- _ENTRIES SHOWN_
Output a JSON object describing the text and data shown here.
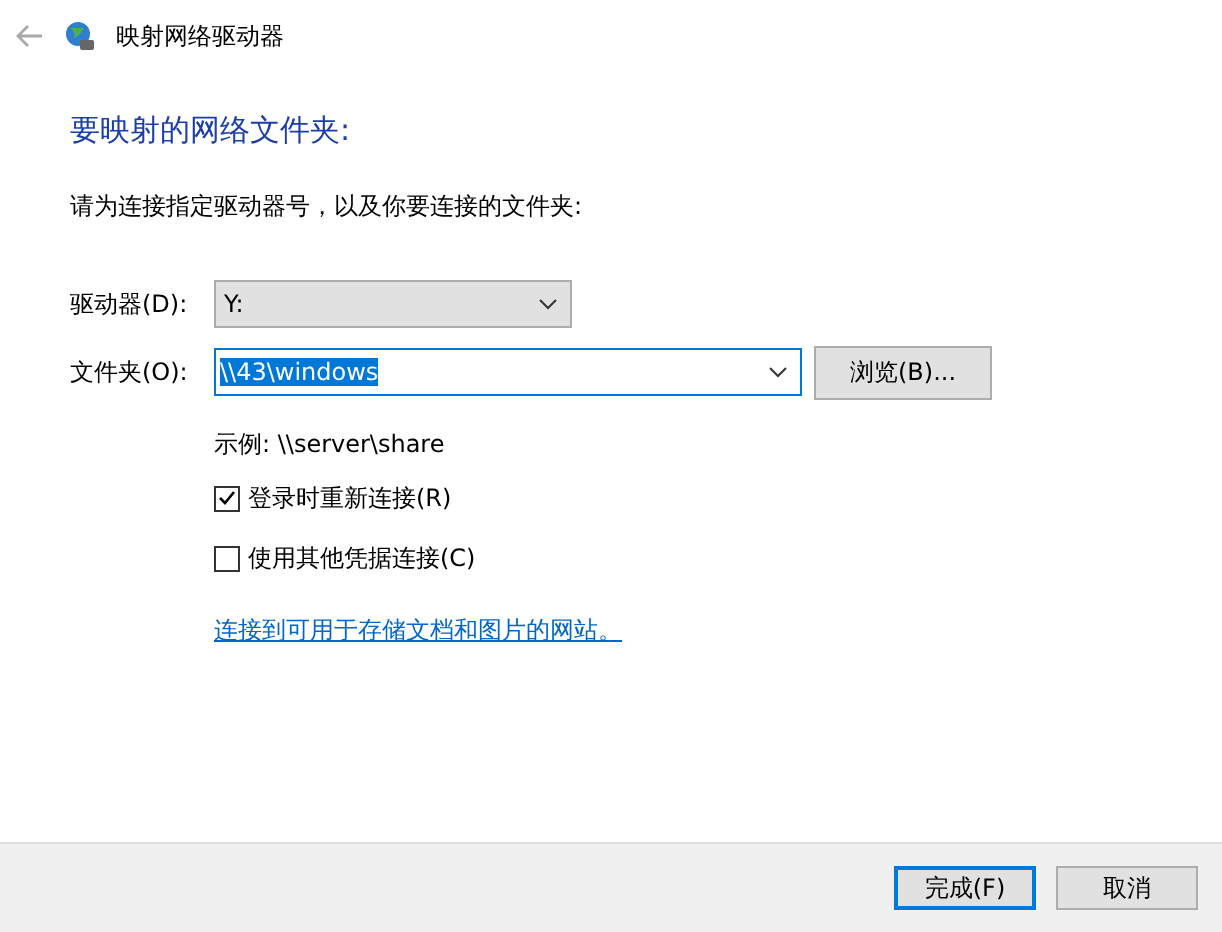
{
  "window": {
    "title": "映射网络驱动器"
  },
  "heading": "要映射的网络文件夹:",
  "instruction": "请为连接指定驱动器号，以及你要连接的文件夹:",
  "drive": {
    "label": "驱动器(D):",
    "value": "Y:"
  },
  "folder": {
    "label": "文件夹(O):",
    "value": "\\\\43\\windows",
    "selected": true
  },
  "browse_button": "浏览(B)...",
  "example": "示例: \\\\server\\share",
  "options": [
    {
      "label": "登录时重新连接(R)",
      "checked": true
    },
    {
      "label": "使用其他凭据连接(C)",
      "checked": false
    }
  ],
  "link": "连接到可用于存储文档和图片的网站。",
  "buttons": [
    {
      "label": "完成(F)",
      "default": true
    },
    {
      "label": "取消",
      "default": false
    }
  ]
}
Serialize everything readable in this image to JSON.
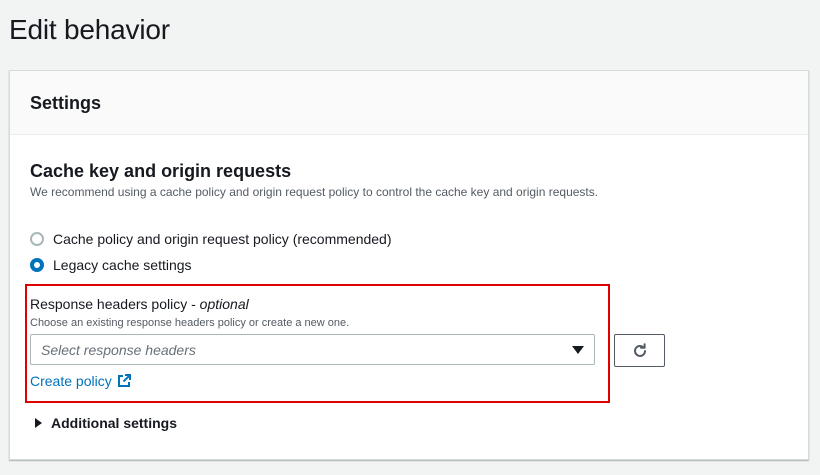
{
  "page": {
    "title": "Edit behavior"
  },
  "panel": {
    "title": "Settings"
  },
  "section": {
    "title": "Cache key and origin requests",
    "description": "We recommend using a cache policy and origin request policy to control the cache key and origin requests."
  },
  "radios": [
    {
      "label": "Cache policy and origin request policy (recommended)",
      "checked": false
    },
    {
      "label": "Legacy cache settings",
      "checked": true
    }
  ],
  "response_headers": {
    "label": "Response headers policy",
    "label_suffix": "optional",
    "description": "Choose an existing response headers policy or create a new one.",
    "placeholder": "Select response headers",
    "create_link": "Create policy"
  },
  "additional": {
    "label": "Additional settings"
  },
  "colors": {
    "accent": "#0073bb",
    "highlight": "#e00000"
  }
}
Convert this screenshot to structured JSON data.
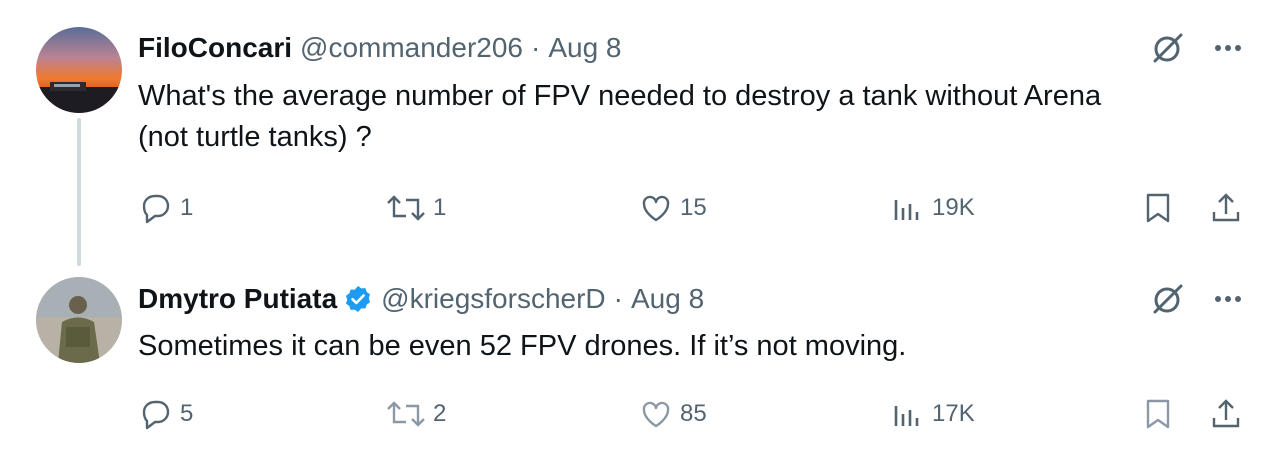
{
  "tweets": [
    {
      "display_name": "FiloConcari",
      "handle": "@commander206",
      "separator": "·",
      "date": "Aug 8",
      "verified": false,
      "text_lines": [
        "What's the average number of FPV needed to destroy a tank without Arena",
        "(not turtle tanks) ?"
      ],
      "replies": "1",
      "reposts": "1",
      "likes": "15",
      "views": "19K",
      "avatar_icon": "sunset-avatar"
    },
    {
      "display_name": "Dmytro Putiata",
      "handle": "@kriegsforscherD",
      "separator": "·",
      "date": "Aug 8",
      "verified": true,
      "text_lines": [
        "Sometimes it can be even 52 FPV drones. If it’s not moving."
      ],
      "replies": "5",
      "reposts": "2",
      "likes": "85",
      "views": "17K",
      "avatar_icon": "soldier-avatar"
    }
  ],
  "colors": {
    "text": "#0f1419",
    "secondary": "#536471",
    "verified": "#1d9bf0",
    "thread_line": "#cfd9de"
  },
  "icons": [
    "grok-icon",
    "more-icon",
    "reply-icon",
    "repost-icon",
    "like-icon",
    "views-icon",
    "bookmark-icon",
    "share-icon",
    "verified-badge-icon"
  ]
}
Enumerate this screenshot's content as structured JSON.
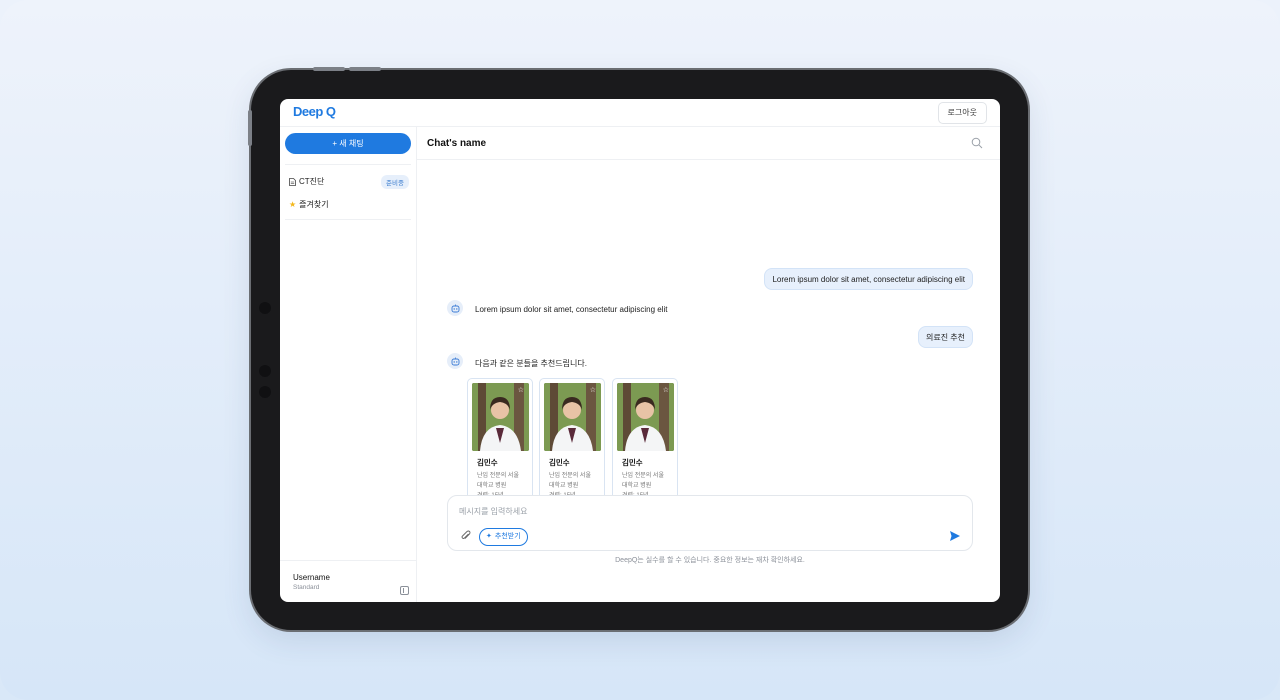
{
  "app": {
    "logo": "Deep Q",
    "logout_label": "로그아웃"
  },
  "sidebar": {
    "new_chat_label": "+ 새 채팅",
    "items": [
      {
        "label": "CT진단",
        "badge": "준비중",
        "icon": "document-icon"
      },
      {
        "label": "즐겨찾기",
        "icon": "star-icon"
      }
    ],
    "user": {
      "name": "Username",
      "plan": "Standard"
    }
  },
  "chat": {
    "title": "Chat's name",
    "messages": [
      {
        "role": "user",
        "text": "Lorem ipsum dolor sit amet, consectetur adipiscing elit"
      },
      {
        "role": "bot",
        "text": "Lorem ipsum dolor sit amet, consectetur adipiscing elit"
      },
      {
        "role": "user",
        "text": "의료진 추천"
      },
      {
        "role": "bot",
        "text": "다음과 같은 분들을 추천드립니다."
      }
    ],
    "doctors": [
      {
        "name": "김민수",
        "specialty": "난임 전문의 서울",
        "hospital": "대학교 병원",
        "experience": "경력: 15년"
      },
      {
        "name": "김민수",
        "specialty": "난임 전문의 서울",
        "hospital": "대학교 병원",
        "experience": "경력: 15년"
      },
      {
        "name": "김민수",
        "specialty": "난임 전문의 서울",
        "hospital": "대학교 병원",
        "experience": "경력: 15년"
      }
    ]
  },
  "composer": {
    "placeholder": "메시지를 입력하세요",
    "recommend_label": "추천받기",
    "disclaimer": "DeepQ는 실수를 할 수 있습니다. 중요한 정보는 재차 확인하세요."
  },
  "colors": {
    "accent": "#1f7ae0",
    "bubble": "#e7f0fc"
  }
}
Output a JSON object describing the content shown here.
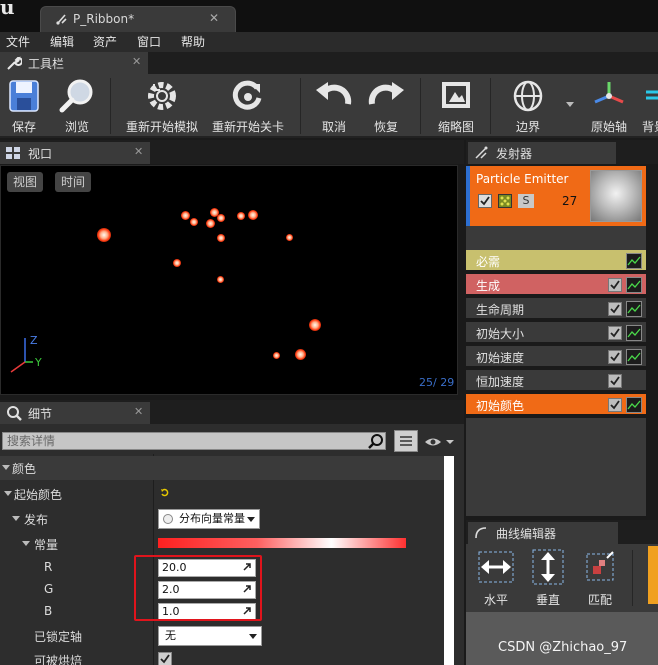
{
  "title_bar": {
    "logo": "u",
    "tab_label": "P_Ribbon*",
    "tab_close": "✕"
  },
  "menu": {
    "items": [
      "文件",
      "编辑",
      "资产",
      "窗口",
      "帮助"
    ]
  },
  "toolbar_panel": {
    "tab_label": "工具栏",
    "close": "✕"
  },
  "toolbar": {
    "buttons": [
      {
        "label": "保存",
        "icon": "save-icon"
      },
      {
        "label": "浏览",
        "icon": "browse-icon"
      },
      {
        "label": "重新开始模拟",
        "icon": "restart-sim-icon"
      },
      {
        "label": "重新开始关卡",
        "icon": "restart-level-icon"
      },
      {
        "label": "取消",
        "icon": "undo-icon"
      },
      {
        "label": "恢复",
        "icon": "redo-icon"
      },
      {
        "label": "缩略图",
        "icon": "thumbnail-icon"
      },
      {
        "label": "边界",
        "icon": "bounds-icon"
      },
      {
        "label": "原始轴",
        "icon": "origin-axis-icon"
      },
      {
        "label": "背景",
        "icon": "background-icon"
      }
    ]
  },
  "viewport": {
    "tab_label": "视口",
    "close": "✕",
    "view_button": "视图",
    "time_button": "时间",
    "particle_count": "25/  29",
    "axis": {
      "z": "Z",
      "y": "Y"
    }
  },
  "details": {
    "tab_label": "细节",
    "close": "✕",
    "search_placeholder": "搜索详情",
    "rows": {
      "color_category": "颜色",
      "initial_color": "起始颜色",
      "distribution": "发布",
      "distribution_value": "分布向量常量",
      "constant": "常量",
      "r_label": "R",
      "r_value": "20.0",
      "g_label": "G",
      "g_value": "2.0",
      "b_label": "B",
      "b_value": "1.0",
      "locked_axes": "已锁定轴",
      "locked_axes_value": "无",
      "can_be_baked": "可被烘焙"
    }
  },
  "emitters": {
    "tab_label": "发射器",
    "emitter_name": "Particle Emitter",
    "emitter_count": "27",
    "solo_label": "S",
    "modules": [
      "必需",
      "生成",
      "生命周期",
      "初始大小",
      "初始速度",
      "恒加速度",
      "初始颜色"
    ],
    "colors": {
      "card": "#f06a16",
      "required": "#c8c06e",
      "spawn": "#d06262",
      "default": "#3a3a3a",
      "selected": "#f06a16"
    }
  },
  "curve_editor": {
    "tab_label": "曲线编辑器",
    "buttons": [
      "水平",
      "垂直",
      "匹配"
    ]
  },
  "watermark": "CSDN @Zhichao_97"
}
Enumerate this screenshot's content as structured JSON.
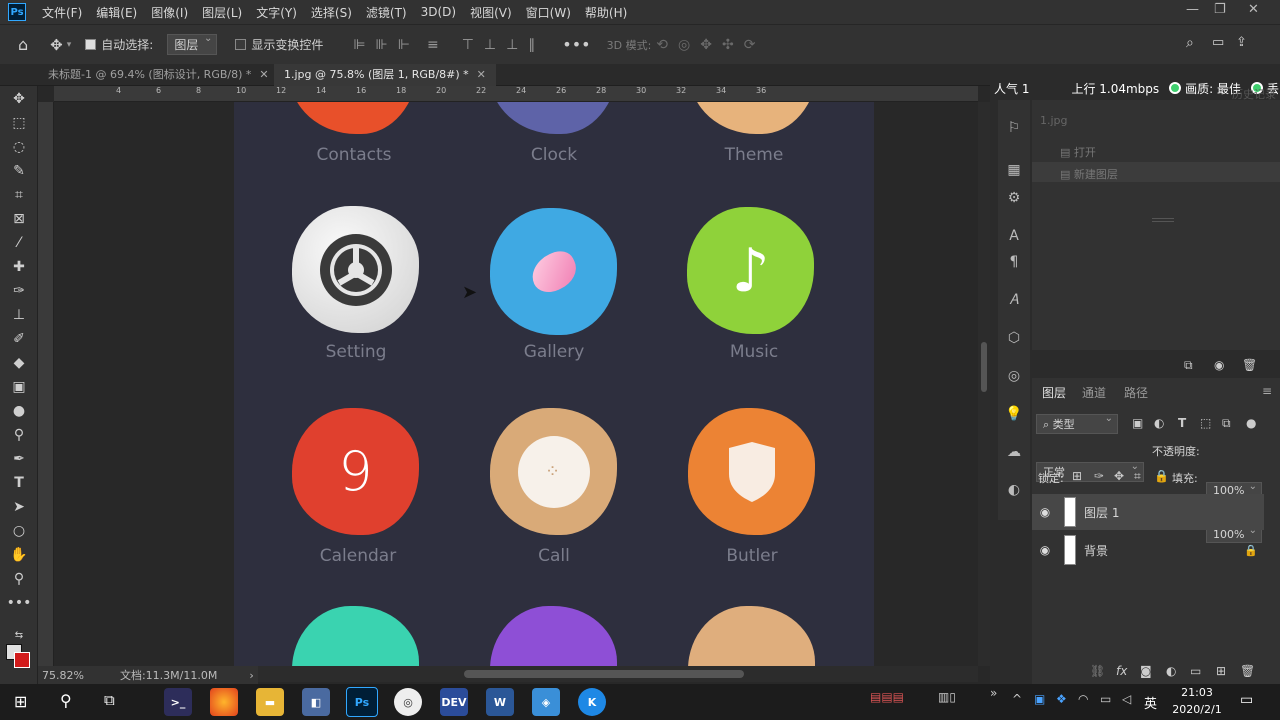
{
  "menubar": {
    "logo": "Ps",
    "items": [
      "文件(F)",
      "编辑(E)",
      "图像(I)",
      "图层(L)",
      "文字(Y)",
      "选择(S)",
      "滤镜(T)",
      "3D(D)",
      "视图(V)",
      "窗口(W)",
      "帮助(H)"
    ]
  },
  "options": {
    "auto_select_label": "自动选择:",
    "auto_select_value": "图层",
    "show_transform_label": "显示变换控件",
    "mode3d_label": "3D 模式:"
  },
  "tabs": [
    {
      "label": "未标题-1 @ 69.4% (图标设计, RGB/8) *"
    },
    {
      "label": "1.jpg @ 75.8% (图层 1, RGB/8#) *"
    }
  ],
  "ruler_top": [
    "4",
    "6",
    "8",
    "10",
    "12",
    "14",
    "16",
    "18",
    "20",
    "22",
    "24",
    "26",
    "28",
    "30",
    "32",
    "34",
    "36"
  ],
  "apps": {
    "row0": [
      "Contacts",
      "Clock",
      "Theme"
    ],
    "row1": [
      "Setting",
      "Gallery",
      "Music"
    ],
    "row2": [
      "Calendar",
      "Call",
      "Butler"
    ],
    "calendar_digit": "9"
  },
  "colors": {
    "contacts": "#e8502a",
    "clock": "#5e63a8",
    "theme": "#e7b37c",
    "setting": "#e4e4e4",
    "gallery": "#3fa9e3",
    "music": "#8fd23a",
    "calendar": "#e0402e",
    "call": "#d9aa78",
    "butler": "#ec8334",
    "row3_a": "#3ad3b0",
    "row3_b": "#8e4fd6",
    "row3_c": "#dfae7d"
  },
  "status": {
    "zoom": "75.82%",
    "doc": "文档:11.3M/11.0M"
  },
  "stream": {
    "viewers": "人气 1",
    "upload": "上行 1.04mbps",
    "quality": "画质: 最佳",
    "extra": "丢"
  },
  "history": {
    "title": "历史记录",
    "file": "1.jpg",
    "items": [
      "打开",
      "新建图层"
    ]
  },
  "layers": {
    "tabs": [
      "图层",
      "通道",
      "路径"
    ],
    "filter": "类型",
    "blend": "正常",
    "opacity_label": "不透明度:",
    "opacity": "100%",
    "lock_label": "锁定:",
    "fill_label": "填充:",
    "fill": "100%",
    "rows": [
      {
        "name": "图层 1"
      },
      {
        "name": "背景"
      }
    ]
  },
  "taskbar": {
    "time": "21:03",
    "date": "2020/2/1",
    "ime": "英"
  }
}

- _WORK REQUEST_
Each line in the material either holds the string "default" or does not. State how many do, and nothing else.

- _TASK SOLUTION_
3